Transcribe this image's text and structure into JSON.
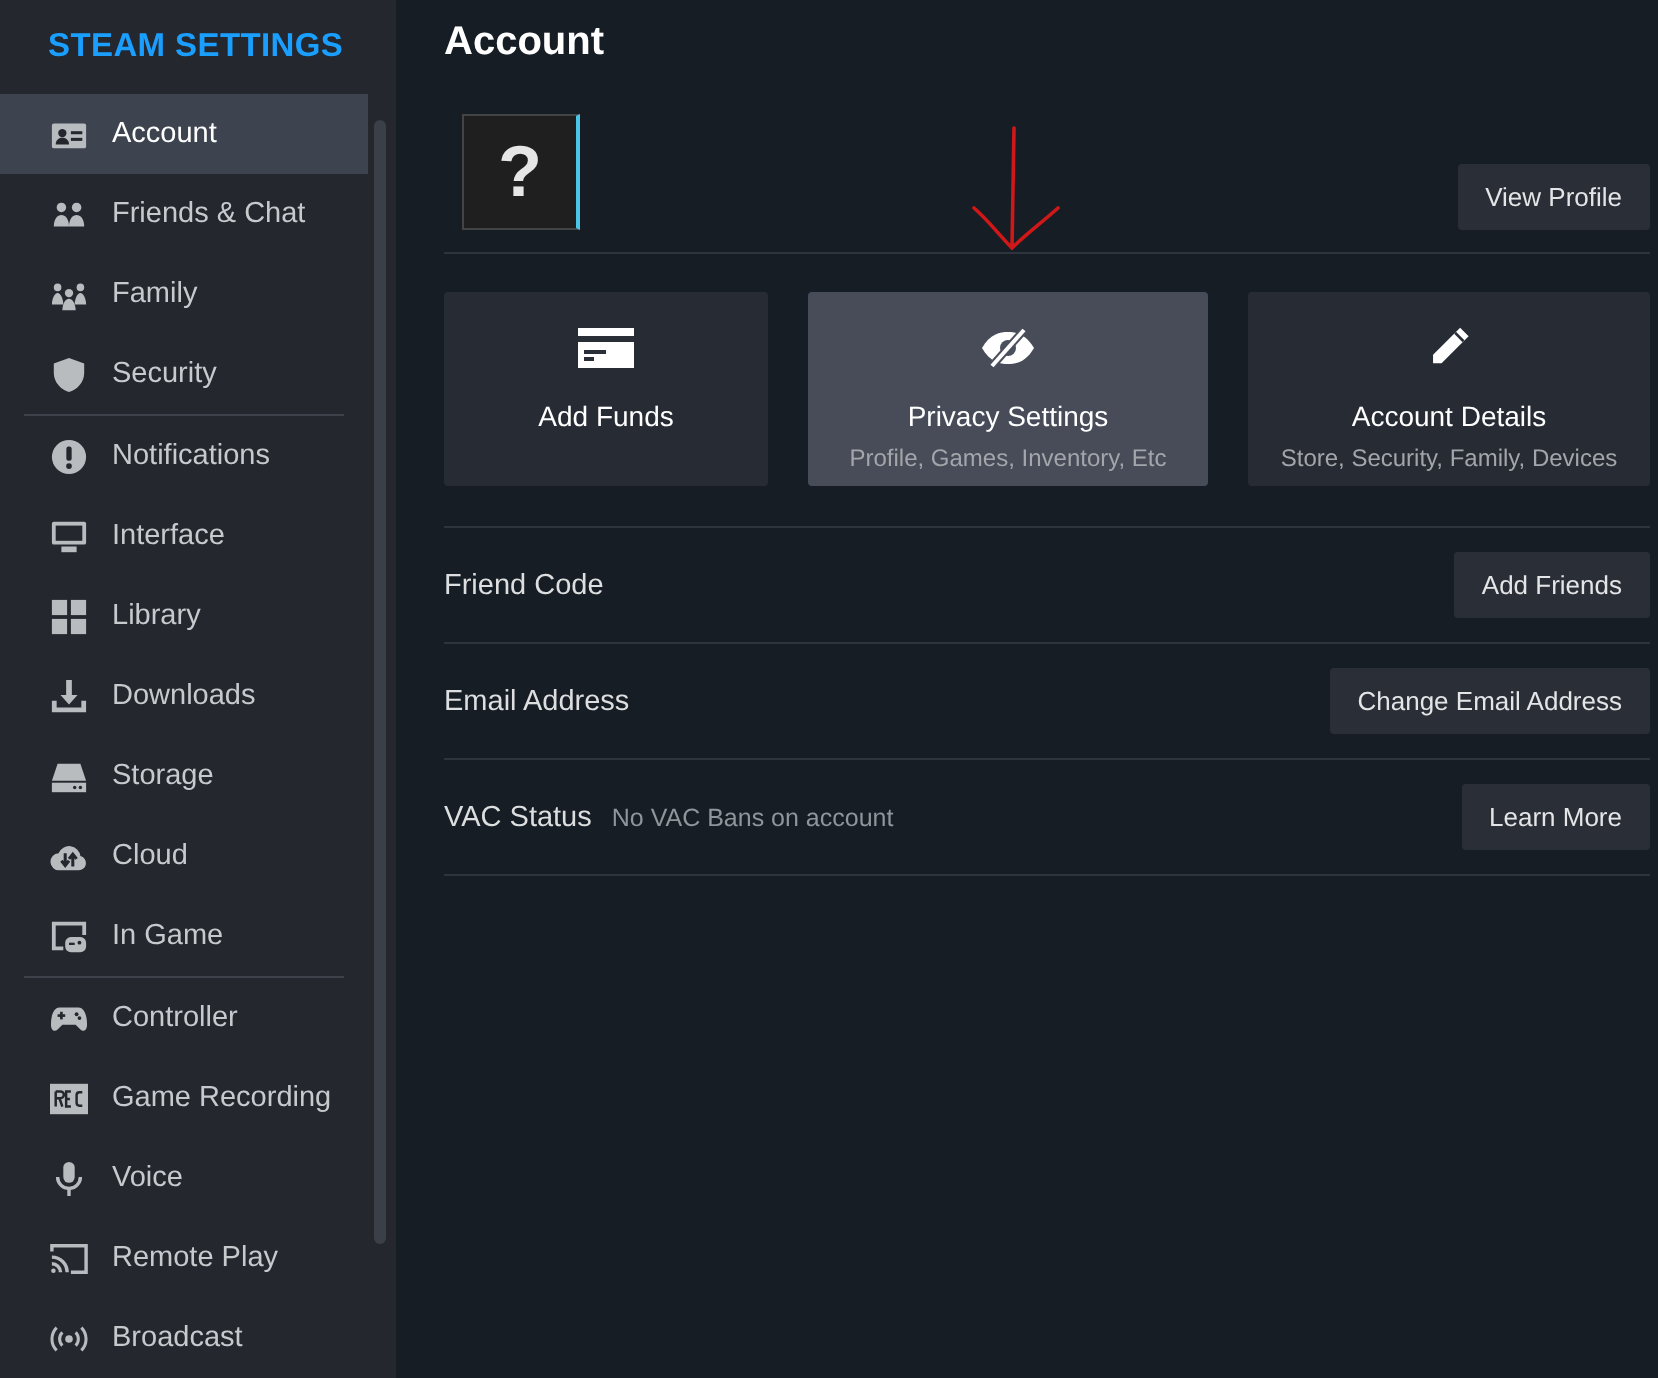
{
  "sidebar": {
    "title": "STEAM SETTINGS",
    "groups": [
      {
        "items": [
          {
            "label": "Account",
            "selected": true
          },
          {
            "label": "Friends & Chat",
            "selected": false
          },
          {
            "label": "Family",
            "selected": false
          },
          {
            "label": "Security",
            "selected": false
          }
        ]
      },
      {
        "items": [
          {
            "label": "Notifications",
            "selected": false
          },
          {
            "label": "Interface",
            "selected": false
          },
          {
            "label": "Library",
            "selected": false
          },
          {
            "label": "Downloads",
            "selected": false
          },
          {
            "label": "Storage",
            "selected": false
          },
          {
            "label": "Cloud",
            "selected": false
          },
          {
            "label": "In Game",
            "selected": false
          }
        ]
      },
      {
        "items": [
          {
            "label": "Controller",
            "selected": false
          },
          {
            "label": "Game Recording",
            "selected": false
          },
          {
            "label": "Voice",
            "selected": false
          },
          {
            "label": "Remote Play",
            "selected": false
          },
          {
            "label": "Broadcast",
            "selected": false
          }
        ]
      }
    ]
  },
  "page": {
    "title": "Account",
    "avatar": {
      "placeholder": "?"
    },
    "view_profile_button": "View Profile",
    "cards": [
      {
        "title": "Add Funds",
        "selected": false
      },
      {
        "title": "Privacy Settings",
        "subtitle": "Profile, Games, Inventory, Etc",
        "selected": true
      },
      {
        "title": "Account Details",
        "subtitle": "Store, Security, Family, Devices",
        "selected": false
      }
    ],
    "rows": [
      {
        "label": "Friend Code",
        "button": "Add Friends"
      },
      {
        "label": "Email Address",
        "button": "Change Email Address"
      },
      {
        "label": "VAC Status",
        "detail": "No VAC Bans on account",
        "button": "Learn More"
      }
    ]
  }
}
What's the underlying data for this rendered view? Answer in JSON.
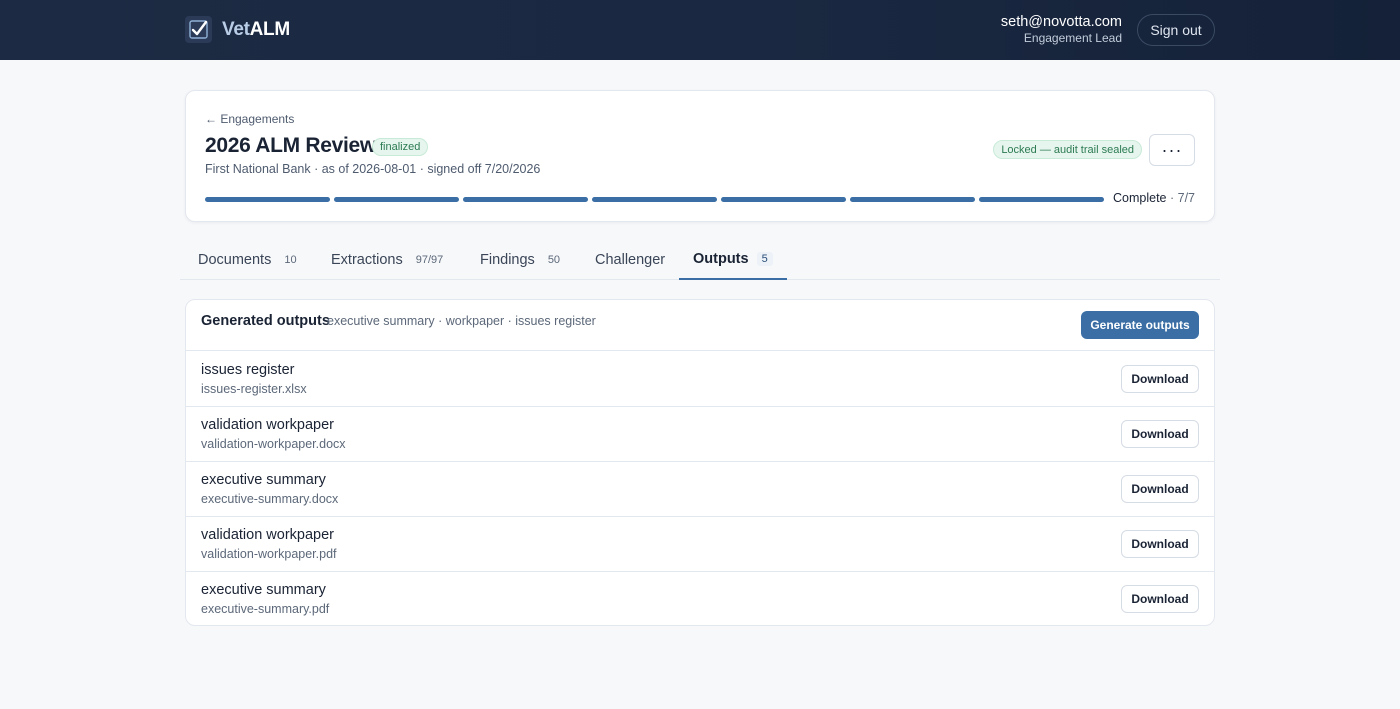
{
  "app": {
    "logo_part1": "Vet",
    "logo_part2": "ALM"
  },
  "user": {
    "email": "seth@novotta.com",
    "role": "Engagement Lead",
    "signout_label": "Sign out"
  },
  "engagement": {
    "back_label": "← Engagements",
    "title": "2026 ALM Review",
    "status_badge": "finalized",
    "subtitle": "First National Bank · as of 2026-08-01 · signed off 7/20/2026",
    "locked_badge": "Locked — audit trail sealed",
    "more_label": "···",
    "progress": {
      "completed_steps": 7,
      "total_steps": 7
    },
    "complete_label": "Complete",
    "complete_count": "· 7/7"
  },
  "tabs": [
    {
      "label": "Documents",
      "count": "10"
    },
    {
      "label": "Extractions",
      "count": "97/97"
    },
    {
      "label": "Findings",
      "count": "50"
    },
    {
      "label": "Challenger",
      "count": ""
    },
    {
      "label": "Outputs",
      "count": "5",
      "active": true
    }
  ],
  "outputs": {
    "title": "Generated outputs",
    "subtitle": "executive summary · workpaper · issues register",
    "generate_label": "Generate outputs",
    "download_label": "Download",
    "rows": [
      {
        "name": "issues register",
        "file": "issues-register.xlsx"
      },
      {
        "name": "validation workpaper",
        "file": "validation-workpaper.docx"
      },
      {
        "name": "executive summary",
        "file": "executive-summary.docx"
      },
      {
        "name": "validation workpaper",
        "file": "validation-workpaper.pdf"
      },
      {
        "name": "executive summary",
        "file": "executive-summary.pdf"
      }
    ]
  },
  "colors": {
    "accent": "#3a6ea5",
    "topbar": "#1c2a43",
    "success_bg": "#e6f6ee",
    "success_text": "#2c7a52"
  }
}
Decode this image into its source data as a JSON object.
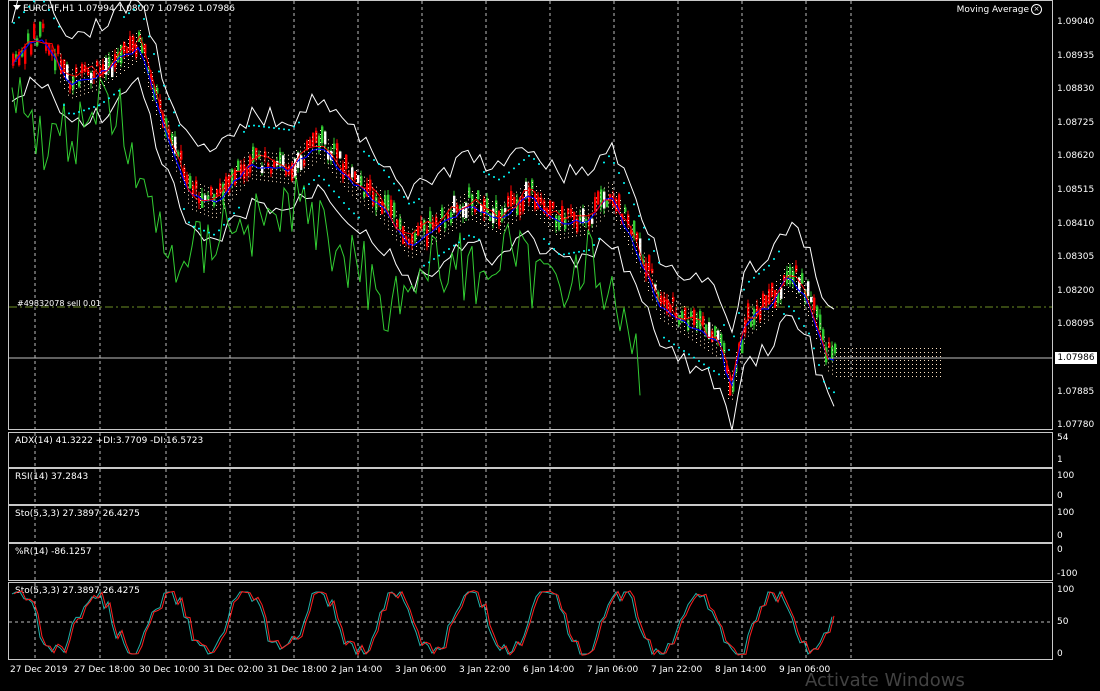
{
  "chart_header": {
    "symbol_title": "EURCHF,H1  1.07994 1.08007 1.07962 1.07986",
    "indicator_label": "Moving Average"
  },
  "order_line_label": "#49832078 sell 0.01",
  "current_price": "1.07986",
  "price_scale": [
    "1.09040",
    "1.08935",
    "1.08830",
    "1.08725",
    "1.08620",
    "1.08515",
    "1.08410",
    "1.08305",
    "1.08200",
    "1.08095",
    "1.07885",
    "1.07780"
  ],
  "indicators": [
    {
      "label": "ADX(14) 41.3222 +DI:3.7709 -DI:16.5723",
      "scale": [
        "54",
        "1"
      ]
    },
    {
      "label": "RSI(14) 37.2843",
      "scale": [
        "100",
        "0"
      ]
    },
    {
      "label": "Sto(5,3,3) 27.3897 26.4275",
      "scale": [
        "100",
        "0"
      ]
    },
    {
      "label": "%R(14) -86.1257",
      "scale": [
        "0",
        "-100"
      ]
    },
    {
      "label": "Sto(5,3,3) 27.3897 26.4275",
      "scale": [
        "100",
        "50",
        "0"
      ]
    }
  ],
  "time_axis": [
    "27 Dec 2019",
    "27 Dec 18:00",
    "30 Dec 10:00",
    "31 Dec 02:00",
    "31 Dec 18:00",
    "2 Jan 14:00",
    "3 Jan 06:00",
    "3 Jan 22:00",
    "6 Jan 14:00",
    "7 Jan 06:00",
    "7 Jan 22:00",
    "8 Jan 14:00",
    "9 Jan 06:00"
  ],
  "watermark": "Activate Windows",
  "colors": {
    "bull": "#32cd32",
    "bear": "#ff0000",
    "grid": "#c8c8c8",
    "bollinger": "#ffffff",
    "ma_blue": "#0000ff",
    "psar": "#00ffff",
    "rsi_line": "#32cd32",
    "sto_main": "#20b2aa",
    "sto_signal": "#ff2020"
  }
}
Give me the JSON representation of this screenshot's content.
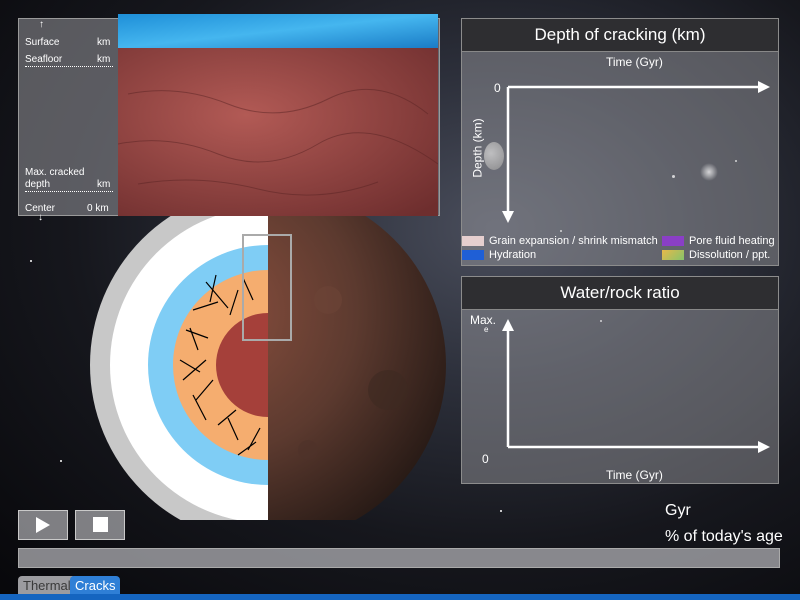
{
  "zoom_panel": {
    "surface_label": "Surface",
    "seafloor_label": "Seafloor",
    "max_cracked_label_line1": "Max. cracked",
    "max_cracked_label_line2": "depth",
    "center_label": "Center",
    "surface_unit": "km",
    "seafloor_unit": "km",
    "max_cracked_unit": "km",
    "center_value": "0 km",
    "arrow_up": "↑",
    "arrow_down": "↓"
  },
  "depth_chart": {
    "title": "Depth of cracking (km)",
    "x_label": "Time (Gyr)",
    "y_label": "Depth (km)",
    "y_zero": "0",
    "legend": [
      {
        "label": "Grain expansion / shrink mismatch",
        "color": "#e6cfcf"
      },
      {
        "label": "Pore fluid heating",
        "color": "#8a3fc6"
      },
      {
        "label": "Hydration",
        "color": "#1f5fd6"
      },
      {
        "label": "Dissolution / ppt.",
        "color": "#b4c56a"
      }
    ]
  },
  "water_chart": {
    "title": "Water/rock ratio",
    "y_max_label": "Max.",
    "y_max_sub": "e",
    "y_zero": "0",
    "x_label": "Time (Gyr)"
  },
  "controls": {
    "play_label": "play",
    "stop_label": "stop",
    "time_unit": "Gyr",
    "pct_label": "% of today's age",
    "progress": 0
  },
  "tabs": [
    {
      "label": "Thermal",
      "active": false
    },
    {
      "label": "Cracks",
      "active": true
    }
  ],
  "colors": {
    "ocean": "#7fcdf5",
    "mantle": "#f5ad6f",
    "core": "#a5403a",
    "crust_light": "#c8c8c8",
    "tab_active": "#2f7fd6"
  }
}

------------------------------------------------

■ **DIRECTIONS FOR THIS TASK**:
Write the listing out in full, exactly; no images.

■ **REPLY**:
Transcribe this image's text and structure into JSON.
{
  "sidebar": {
    "title": "STEAM SETTINGS",
    "groups": [
      {
        "items": [
          {
            "label": "Account",
            "selected": true
          },
          {
            "label": "Friends & Chat",
            "selected": false
          },
          {
            "label": "Family",
            "selected": false
          },
          {
            "label": "Security",
            "selected": false
          }
        ]
      },
      {
        "items": [
          {
            "label": "Notifications",
            "selected": false
          },
          {
            "label": "Interface",
            "selected": false
          },
          {
            "label": "Library",
            "selected": false
          },
          {
            "label": "Downloads",
            "selected": false
          },
          {
            "label": "Storage",
            "selected": false
          },
          {
            "label": "Cloud",
            "selected": false
          },
          {
            "label": "In Game",
            "selected": false
          }
        ]
      },
      {
        "items": [
          {
            "label": "Controller",
            "selected": false
          },
          {
            "label": "Game Recording",
            "selected": false
          },
          {
            "label": "Voice",
            "selected": false
          },
          {
            "label": "Remote Play",
            "selected": false
          },
          {
            "label": "Broadcast",
            "selected": false
          }
        ]
      }
    ]
  },
  "page": {
    "title": "Account",
    "avatar": {
      "placeholder": "?"
    },
    "view_profile_button": "View Profile",
    "cards": [
      {
        "title": "Add Funds",
        "selected": false
      },
      {
        "title": "Privacy Settings",
        "subtitle": "Profile, Games, Inventory, Etc",
        "selected": true
      },
      {
        "title": "Account Details",
        "subtitle": "Store, Security, Family, Devices",
        "selected": false
      }
    ],
    "rows": [
      {
        "label": "Friend Code",
        "button": "Add Friends"
      },
      {
        "label": "Email Address",
        "button": "Change Email Address"
      },
      {
        "label": "VAC Status",
        "detail": "No VAC Bans on account",
        "button": "Learn More"
      }
    ]
  }
}
What's the underlying data for this rendered view? Answer in JSON.
{
  "app": {
    "logo_part1": "Vet",
    "logo_part2": "ALM"
  },
  "user": {
    "email": "seth@novotta.com",
    "role": "Engagement Lead",
    "signout_label": "Sign out"
  },
  "engagement": {
    "back_label": "← Engagements",
    "title": "2026 ALM Review",
    "status_badge": "finalized",
    "subtitle": "First National Bank · as of 2026-08-01 · signed off 7/20/2026",
    "locked_badge": "Locked — audit trail sealed",
    "more_label": "···",
    "progress": {
      "completed_steps": 7,
      "total_steps": 7
    },
    "complete_label": "Complete",
    "complete_count": "· 7/7"
  },
  "tabs": [
    {
      "label": "Documents",
      "count": "10"
    },
    {
      "label": "Extractions",
      "count": "97/97"
    },
    {
      "label": "Findings",
      "count": "50"
    },
    {
      "label": "Challenger",
      "count": ""
    },
    {
      "label": "Outputs",
      "count": "5",
      "active": true
    }
  ],
  "outputs": {
    "title": "Generated outputs",
    "subtitle": "executive summary · workpaper · issues register",
    "generate_label": "Generate outputs",
    "download_label": "Download",
    "rows": [
      {
        "name": "issues register",
        "file": "issues-register.xlsx"
      },
      {
        "name": "validation workpaper",
        "file": "validation-workpaper.docx"
      },
      {
        "name": "executive summary",
        "file": "executive-summary.docx"
      },
      {
        "name": "validation workpaper",
        "file": "validation-workpaper.pdf"
      },
      {
        "name": "executive summary",
        "file": "executive-summary.pdf"
      }
    ]
  },
  "colors": {
    "accent": "#3a6ea5",
    "topbar": "#1c2a43",
    "success_bg": "#e6f6ee",
    "success_text": "#2c7a52"
  }
}
Decode this image into its source data as a JSON object.
{
  "chart_header": {
    "symbol_title": "EURCHF,H1  1.07994 1.08007 1.07962 1.07986",
    "indicator_label": "Moving Average"
  },
  "order_line_label": "#49832078 sell 0.01",
  "current_price": "1.07986",
  "price_scale": [
    "1.09040",
    "1.08935",
    "1.08830",
    "1.08725",
    "1.08620",
    "1.08515",
    "1.08410",
    "1.08305",
    "1.08200",
    "1.08095",
    "1.07885",
    "1.07780"
  ],
  "indicators": [
    {
      "label": "ADX(14) 41.3222 +DI:3.7709 -DI:16.5723",
      "scale": [
        "54",
        "1"
      ]
    },
    {
      "label": "RSI(14) 37.2843",
      "scale": [
        "100",
        "0"
      ]
    },
    {
      "label": "Sto(5,3,3) 27.3897 26.4275",
      "scale": [
        "100",
        "0"
      ]
    },
    {
      "label": "%R(14) -86.1257",
      "scale": [
        "0",
        "-100"
      ]
    },
    {
      "label": "Sto(5,3,3) 27.3897 26.4275",
      "scale": [
        "100",
        "50",
        "0"
      ]
    }
  ],
  "time_axis": [
    "27 Dec 2019",
    "27 Dec 18:00",
    "30 Dec 10:00",
    "31 Dec 02:00",
    "31 Dec 18:00",
    "2 Jan 14:00",
    "3 Jan 06:00",
    "3 Jan 22:00",
    "6 Jan 14:00",
    "7 Jan 06:00",
    "7 Jan 22:00",
    "8 Jan 14:00",
    "9 Jan 06:00"
  ],
  "watermark": "Activate Windows",
  "colors": {
    "bull": "#32cd32",
    "bear": "#ff0000",
    "grid": "#c8c8c8",
    "bollinger": "#ffffff",
    "ma_blue": "#0000ff",
    "psar": "#00ffff",
    "rsi_line": "#32cd32",
    "sto_main": "#20b2aa",
    "sto_signal": "#ff2020"
  }
}
Give me the JSON representation of this screenshot's content.
{
  "zoom_panel": {
    "surface_label": "Surface",
    "seafloor_label": "Seafloor",
    "max_cracked_label_line1": "Max. cracked",
    "max_cracked_label_line2": "depth",
    "center_label": "Center",
    "surface_unit": "km",
    "seafloor_unit": "km",
    "max_cracked_unit": "km",
    "center_value": "0 km",
    "arrow_up": "↑",
    "arrow_down": "↓"
  },
  "depth_chart": {
    "title": "Depth of cracking (km)",
    "x_label": "Time (Gyr)",
    "y_label": "Depth (km)",
    "y_zero": "0",
    "legend": [
      {
        "label": "Grain expansion / shrink mismatch",
        "color": "#e6cfcf"
      },
      {
        "label": "Pore fluid heating",
        "color": "#8a3fc6"
      },
      {
        "label": "Hydration",
        "color": "#1f5fd6"
      },
      {
        "label": "Dissolution / ppt.",
        "color": "#b4c56a"
      }
    ]
  },
  "water_chart": {
    "title": "Water/rock ratio",
    "y_max_label": "Max.",
    "y_max_sub": "e",
    "y_zero": "0",
    "x_label": "Time (Gyr)"
  },
  "controls": {
    "play_label": "play",
    "stop_label": "stop",
    "time_unit": "Gyr",
    "pct_label": "% of today's age",
    "progress": 0
  },
  "tabs": [
    {
      "label": "Thermal",
      "active": false
    },
    {
      "label": "Cracks",
      "active": true
    }
  ],
  "colors": {
    "ocean": "#7fcdf5",
    "mantle": "#f5ad6f",
    "core": "#a5403a",
    "crust_light": "#c8c8c8",
    "tab_active": "#2f7fd6"
  }
}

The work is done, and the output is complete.